"Yes. All 58.9 miles of it," said Friends of Delaware Canal State Park Executive Director Mike Ginder.
For Ginder, an Upper Black Eddy section of the D&L trail comes to a dramatic, steep, if not painful stop.
"It took the towpath, the canal, all of this earth and moved it that way," he explained.
Those were effects from Hurricane Ida's remnants, as High Falls Creek flood waters tore through the canal, leaving it dry, partially closed, and with an estimated $5 to $10 million repair bill.
"This right here is a part of a dredging project to remove debris that was a result of Ida. Yes, to restore the canal's prism and natural state," said Park Operations Manager Devin Buzard.
He says there's already a $75-million backlog of repairs needed along the nearly 60-mile canal, part of $1.4 billion of infrastructure needs in Pennsylvania's 121 state parks.
"It makes a large impact on our visitors and our neighbors. So just the scenic beauty alone is worth mentioning whenever the canal's fully watered," he added.
There are funds from the America Rescue Plan to help restore the canal. A state bill is out of committee and it's expected to be voted on this fall. If passed, it would give $500 million to repair environmental issues like this.
As for Ginder, whose nonprofit's annual canal walk is severely shortened this year, the funds are needed on and off the trail.
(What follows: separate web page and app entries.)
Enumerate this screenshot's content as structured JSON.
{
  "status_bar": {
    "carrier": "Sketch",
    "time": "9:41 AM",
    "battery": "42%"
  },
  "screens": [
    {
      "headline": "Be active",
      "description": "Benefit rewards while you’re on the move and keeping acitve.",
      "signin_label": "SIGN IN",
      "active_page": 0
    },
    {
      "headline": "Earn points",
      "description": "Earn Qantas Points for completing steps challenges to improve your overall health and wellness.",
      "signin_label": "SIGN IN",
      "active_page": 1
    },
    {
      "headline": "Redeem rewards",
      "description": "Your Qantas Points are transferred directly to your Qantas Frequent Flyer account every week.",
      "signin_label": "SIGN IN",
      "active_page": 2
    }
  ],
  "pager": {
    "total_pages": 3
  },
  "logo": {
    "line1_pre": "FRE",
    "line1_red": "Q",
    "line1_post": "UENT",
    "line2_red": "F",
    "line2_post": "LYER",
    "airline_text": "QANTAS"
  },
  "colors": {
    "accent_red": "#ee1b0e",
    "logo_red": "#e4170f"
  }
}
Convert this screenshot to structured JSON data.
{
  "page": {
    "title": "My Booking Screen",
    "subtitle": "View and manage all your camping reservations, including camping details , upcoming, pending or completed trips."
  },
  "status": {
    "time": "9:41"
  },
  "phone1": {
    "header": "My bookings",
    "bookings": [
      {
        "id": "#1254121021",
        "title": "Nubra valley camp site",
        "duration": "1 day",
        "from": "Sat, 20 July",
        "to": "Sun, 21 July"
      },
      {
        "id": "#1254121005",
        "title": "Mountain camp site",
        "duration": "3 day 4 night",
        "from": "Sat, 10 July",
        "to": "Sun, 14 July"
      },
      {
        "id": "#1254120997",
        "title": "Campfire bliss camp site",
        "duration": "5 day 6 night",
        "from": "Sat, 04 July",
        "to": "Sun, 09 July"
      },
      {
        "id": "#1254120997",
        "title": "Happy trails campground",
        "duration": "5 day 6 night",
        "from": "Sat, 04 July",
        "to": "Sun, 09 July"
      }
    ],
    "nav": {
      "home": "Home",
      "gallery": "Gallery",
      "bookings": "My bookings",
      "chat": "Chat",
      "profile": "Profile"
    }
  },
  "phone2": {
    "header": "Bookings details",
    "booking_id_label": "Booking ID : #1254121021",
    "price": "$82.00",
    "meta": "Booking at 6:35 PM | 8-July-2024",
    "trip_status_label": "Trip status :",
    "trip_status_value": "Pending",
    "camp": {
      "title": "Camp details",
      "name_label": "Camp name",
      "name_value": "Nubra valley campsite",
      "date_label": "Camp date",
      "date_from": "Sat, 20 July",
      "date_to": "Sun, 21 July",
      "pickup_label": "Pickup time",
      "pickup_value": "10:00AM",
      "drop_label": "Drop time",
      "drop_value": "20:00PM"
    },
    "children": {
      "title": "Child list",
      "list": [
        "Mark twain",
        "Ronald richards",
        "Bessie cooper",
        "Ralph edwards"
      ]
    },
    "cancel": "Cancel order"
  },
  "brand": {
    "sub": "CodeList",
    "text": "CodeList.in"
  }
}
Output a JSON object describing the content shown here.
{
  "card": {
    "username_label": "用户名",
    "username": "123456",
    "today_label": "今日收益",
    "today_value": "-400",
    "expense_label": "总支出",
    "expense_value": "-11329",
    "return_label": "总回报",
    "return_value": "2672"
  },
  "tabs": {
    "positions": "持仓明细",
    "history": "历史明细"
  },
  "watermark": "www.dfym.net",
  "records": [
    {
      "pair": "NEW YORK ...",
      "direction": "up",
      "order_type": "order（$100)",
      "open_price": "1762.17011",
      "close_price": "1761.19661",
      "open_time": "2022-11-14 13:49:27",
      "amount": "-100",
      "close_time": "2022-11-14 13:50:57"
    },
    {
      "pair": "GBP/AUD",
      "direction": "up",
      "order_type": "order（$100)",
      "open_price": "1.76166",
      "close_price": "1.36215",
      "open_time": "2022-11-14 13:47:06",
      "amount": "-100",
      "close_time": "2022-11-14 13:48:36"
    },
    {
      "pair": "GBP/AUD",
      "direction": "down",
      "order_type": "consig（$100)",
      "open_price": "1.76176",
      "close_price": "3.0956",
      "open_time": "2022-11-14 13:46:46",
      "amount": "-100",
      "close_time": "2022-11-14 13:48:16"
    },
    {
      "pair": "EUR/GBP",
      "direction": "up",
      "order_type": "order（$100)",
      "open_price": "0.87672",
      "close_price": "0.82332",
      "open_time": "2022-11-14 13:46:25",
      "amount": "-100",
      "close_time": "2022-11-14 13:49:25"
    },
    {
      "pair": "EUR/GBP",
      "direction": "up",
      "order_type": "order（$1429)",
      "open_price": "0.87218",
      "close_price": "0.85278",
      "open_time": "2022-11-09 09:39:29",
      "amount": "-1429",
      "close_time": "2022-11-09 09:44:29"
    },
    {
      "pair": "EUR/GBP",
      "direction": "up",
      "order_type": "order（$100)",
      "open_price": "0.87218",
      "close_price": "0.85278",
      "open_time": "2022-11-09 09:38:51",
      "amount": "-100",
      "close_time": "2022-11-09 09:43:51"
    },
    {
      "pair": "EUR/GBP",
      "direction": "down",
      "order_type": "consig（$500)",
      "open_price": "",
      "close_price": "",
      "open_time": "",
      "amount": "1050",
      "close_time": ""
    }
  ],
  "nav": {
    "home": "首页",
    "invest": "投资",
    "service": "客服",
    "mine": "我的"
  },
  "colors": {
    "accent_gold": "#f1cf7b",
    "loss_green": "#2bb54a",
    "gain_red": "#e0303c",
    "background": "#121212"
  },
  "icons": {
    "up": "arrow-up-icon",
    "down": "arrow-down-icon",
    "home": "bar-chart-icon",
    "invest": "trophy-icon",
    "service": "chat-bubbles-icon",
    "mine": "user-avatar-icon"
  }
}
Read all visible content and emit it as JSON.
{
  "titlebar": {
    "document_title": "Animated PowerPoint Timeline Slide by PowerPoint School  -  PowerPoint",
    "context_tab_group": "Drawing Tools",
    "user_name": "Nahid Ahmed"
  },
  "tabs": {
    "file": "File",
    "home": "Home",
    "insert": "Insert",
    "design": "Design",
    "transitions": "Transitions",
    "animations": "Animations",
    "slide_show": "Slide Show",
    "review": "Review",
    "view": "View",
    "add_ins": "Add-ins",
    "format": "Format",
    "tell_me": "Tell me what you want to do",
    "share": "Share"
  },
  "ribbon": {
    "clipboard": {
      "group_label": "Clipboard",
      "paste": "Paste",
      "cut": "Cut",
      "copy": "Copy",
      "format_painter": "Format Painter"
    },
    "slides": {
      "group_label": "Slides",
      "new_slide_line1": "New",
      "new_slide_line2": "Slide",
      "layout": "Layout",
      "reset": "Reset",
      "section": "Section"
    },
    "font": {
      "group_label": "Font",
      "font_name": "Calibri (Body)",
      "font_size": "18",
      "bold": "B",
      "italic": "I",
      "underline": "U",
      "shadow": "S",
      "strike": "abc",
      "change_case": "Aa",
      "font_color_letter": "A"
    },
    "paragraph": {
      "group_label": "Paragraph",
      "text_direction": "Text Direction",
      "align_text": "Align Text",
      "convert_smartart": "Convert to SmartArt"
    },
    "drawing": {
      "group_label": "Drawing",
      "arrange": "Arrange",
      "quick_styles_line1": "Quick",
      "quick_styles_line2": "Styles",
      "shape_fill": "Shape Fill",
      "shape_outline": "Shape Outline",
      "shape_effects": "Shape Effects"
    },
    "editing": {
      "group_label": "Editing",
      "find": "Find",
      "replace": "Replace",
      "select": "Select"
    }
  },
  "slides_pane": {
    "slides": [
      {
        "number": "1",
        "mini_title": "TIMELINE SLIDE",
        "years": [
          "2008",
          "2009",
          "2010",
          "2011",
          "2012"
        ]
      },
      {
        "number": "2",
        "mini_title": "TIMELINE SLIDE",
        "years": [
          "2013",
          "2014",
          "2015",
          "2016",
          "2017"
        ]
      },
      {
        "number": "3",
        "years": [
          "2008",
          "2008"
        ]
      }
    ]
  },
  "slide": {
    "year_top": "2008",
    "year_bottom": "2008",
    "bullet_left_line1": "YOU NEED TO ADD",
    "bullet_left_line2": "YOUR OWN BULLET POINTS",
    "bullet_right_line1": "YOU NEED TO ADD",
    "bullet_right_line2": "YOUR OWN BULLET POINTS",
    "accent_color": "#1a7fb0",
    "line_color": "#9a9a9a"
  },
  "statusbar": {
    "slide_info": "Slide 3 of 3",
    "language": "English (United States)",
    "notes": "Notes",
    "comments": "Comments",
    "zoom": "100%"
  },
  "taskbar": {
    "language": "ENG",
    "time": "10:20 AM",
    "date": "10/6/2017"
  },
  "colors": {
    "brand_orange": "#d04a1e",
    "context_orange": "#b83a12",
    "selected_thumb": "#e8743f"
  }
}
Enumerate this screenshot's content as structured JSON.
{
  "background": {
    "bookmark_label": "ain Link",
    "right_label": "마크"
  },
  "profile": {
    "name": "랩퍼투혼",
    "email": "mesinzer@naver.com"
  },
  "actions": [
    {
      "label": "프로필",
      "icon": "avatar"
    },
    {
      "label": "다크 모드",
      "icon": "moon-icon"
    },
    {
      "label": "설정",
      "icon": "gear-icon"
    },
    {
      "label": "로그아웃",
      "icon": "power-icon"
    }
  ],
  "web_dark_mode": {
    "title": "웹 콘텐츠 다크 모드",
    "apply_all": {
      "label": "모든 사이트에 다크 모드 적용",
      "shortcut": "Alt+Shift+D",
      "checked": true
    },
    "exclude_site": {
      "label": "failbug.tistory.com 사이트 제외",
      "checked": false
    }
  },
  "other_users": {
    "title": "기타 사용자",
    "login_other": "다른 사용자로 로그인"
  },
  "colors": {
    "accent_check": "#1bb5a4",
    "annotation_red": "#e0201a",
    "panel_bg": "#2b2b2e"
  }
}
"This section normally would have water in it, you could go kayaking, canoeing, so that's a big impact that lessens tourism in the area," he said.